Don Juan material and views the books as fiction. DeMille’s
work created a storm within the scholarly community and led
to a general discrediting of Castaneda. However, the large public
tuned to his psychedelic spiritual vision seemed hardly concerned
with the controversy. The reclusive Castaneda continued
to publish new books in the Don Juan series through the
Castaneda died April 27, 1998.
Benitez, Fernando. In the Magic Land of Peyote. Austin University
of Texas Press, 1975. Reprint, New York Warner
Books, 1975.
Castaneda, Carlos. The Eagle’s Gift. New York Simon &
Schuster, 1981.
———. Journey to Ixtlan The Lessons of Don Juan. New York
Simon & Schuster, 1972.
———. The Power of Silence Further Lessons of Don Juan. New
York Simon & Schuster, 1987.
———. The Second Ring of Power. New York Simon & Schuster,
———. A Separate Reality Further Conversations with Don
Juan. New York Simon & Schuster, 1971.
———. Tales of Power. New York Simon & Schuster, 1974.
———. The Teachings of Don Juan A Yaqui Way of Knowledge.
Berkeley University of California Press, 1968.
DeMille, Richard. Castaneda’s Journey; The Power and the Allegory.

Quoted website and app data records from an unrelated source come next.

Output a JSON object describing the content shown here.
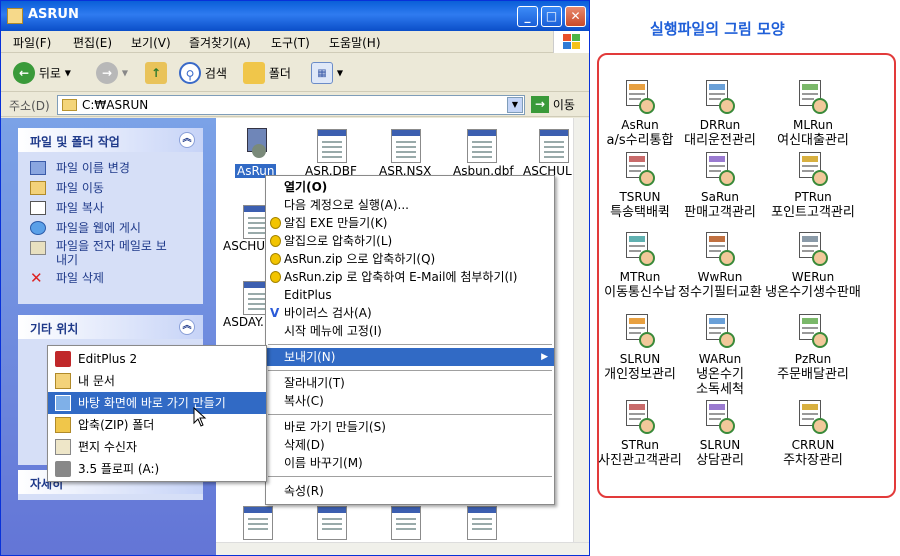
{
  "window": {
    "title": "ASRUN",
    "controls": {
      "minimize": "_",
      "maximize": "□",
      "close": "✕"
    }
  },
  "menubar": [
    "파일(F)",
    "편집(E)",
    "보기(V)",
    "즐겨찾기(A)",
    "도구(T)",
    "도움말(H)"
  ],
  "toolbar": {
    "back": "뒤로",
    "search": "검색",
    "folders": "폴더"
  },
  "address": {
    "label": "주소(D)",
    "value": "C:₩ASRUN",
    "go": "이동"
  },
  "taskpane": {
    "file_tasks": {
      "title": "파일 및 폴더 작업",
      "items": [
        "파일 이름 변경",
        "파일 이동",
        "파일 복사",
        "파일을 웹에 게시",
        "파일을 전자 메일로 보",
        "내기",
        "파일 삭제"
      ]
    },
    "other_places": {
      "title": "기타 위치"
    },
    "details": {
      "title": "자세히"
    }
  },
  "files": {
    "row1": [
      "AsRun",
      "ASR.DBF",
      "ASR.NSX",
      "Asbun.dbf",
      "ASCHUL"
    ],
    "row2": [
      "ASCHU"
    ],
    "row3": [
      "ASDAY."
    ]
  },
  "context_menu": {
    "items": [
      "열기(O)",
      "다음 계정으로 실행(A)...",
      "알집 EXE 만들기(K)",
      "알집으로 압축하기(L)",
      "AsRun.zip 으로 압축하기(Q)",
      "AsRun.zip 로 압축하여 E-Mail에 첨부하기(I)",
      "EditPlus",
      "바이러스 검사(A)",
      "시작 메뉴에 고정(I)",
      "보내기(N)",
      "잘라내기(T)",
      "복사(C)",
      "바로 가기 만들기(S)",
      "삭제(D)",
      "이름 바꾸기(M)",
      "속성(R)"
    ]
  },
  "send_to_menu": {
    "items": [
      "EditPlus 2",
      "내 문서",
      "바탕 화면에 바로 가기 만들기",
      "압축(ZIP) 폴더",
      "편지 수신자",
      "3.5 플로피 (A:)"
    ]
  },
  "right_panel": {
    "title": "실행파일의 그림 모양",
    "apps": [
      {
        "name": "AsRun",
        "desc": "a/s수리통합"
      },
      {
        "name": "DRRun",
        "desc": "대리운전관리"
      },
      {
        "name": "MLRun",
        "desc": "여신대출관리"
      },
      {
        "name": "TSRUN",
        "desc": "특송택배퀵"
      },
      {
        "name": "SaRun",
        "desc": "판매고객관리"
      },
      {
        "name": "PTRun",
        "desc": "포인트고객관리"
      },
      {
        "name": "MTRun",
        "desc": "이동통신수납"
      },
      {
        "name": "WwRun",
        "desc": "정수기필터교환"
      },
      {
        "name": "WERun",
        "desc": "냉온수기생수판매"
      },
      {
        "name": "SLRUN",
        "desc": "개인정보관리"
      },
      {
        "name": "WARun",
        "desc": "냉온수기",
        "desc2": "소독세척"
      },
      {
        "name": "PzRun",
        "desc": "주문배달관리"
      },
      {
        "name": "STRun",
        "desc": "사진관고객관리"
      },
      {
        "name": "SLRUN",
        "desc": "상담관리"
      },
      {
        "name": "CRRUN",
        "desc": "주차장관리"
      }
    ]
  }
}
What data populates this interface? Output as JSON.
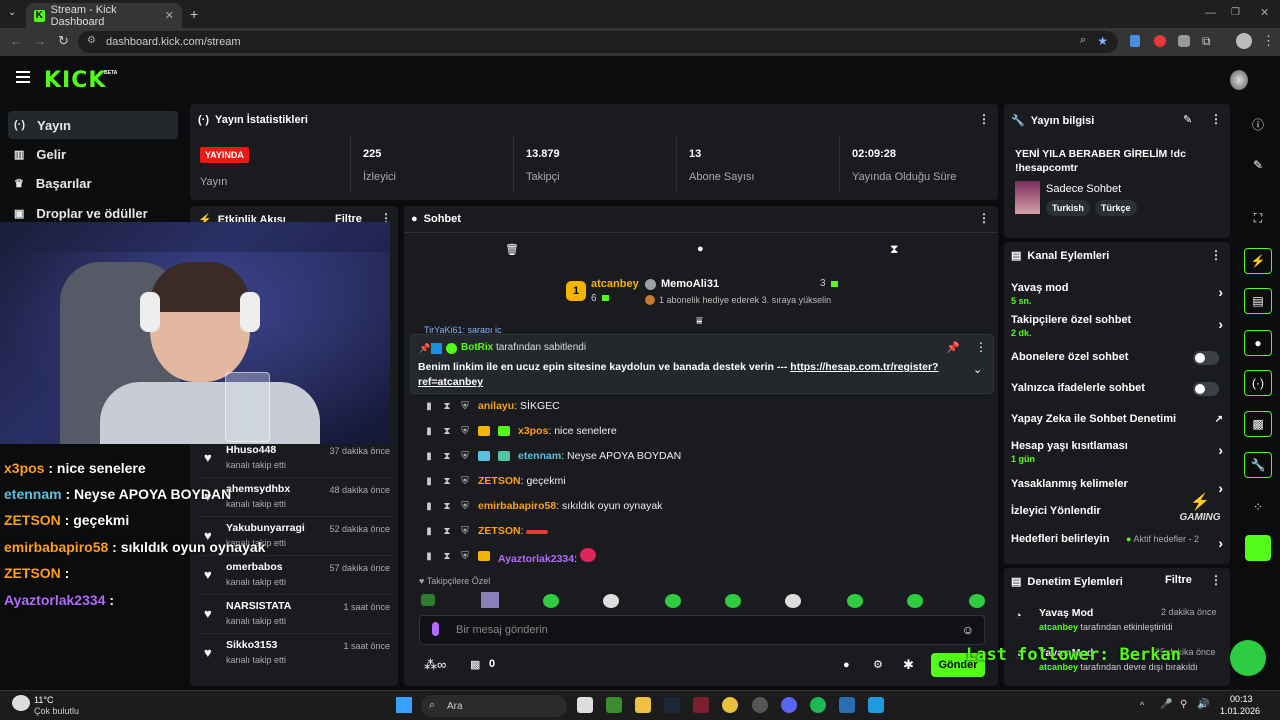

Santa Barbara, Calif. Capra Press, 1976.
Encyclopedia of Occultism & Parapsychology • 5th Ed. Castaneda, Carlos
———, ed. Don Juan Papers Further Castaneda Controversies.
Santa Barbara, CA Ross-Erickson, 1980. Reprint, Belmont,
Calif. Wadsworth, 1990.
Seeing Casteneda Reaction to the ‘‘Don Juan’’ Writings of Carlos
Castaneda. New York G. P. Putnam & Sons, 1976.
Silverman, David. Reading Castaneda A Prologue to the Social
Sciences. London Routledge & Kegan Paul, 1975.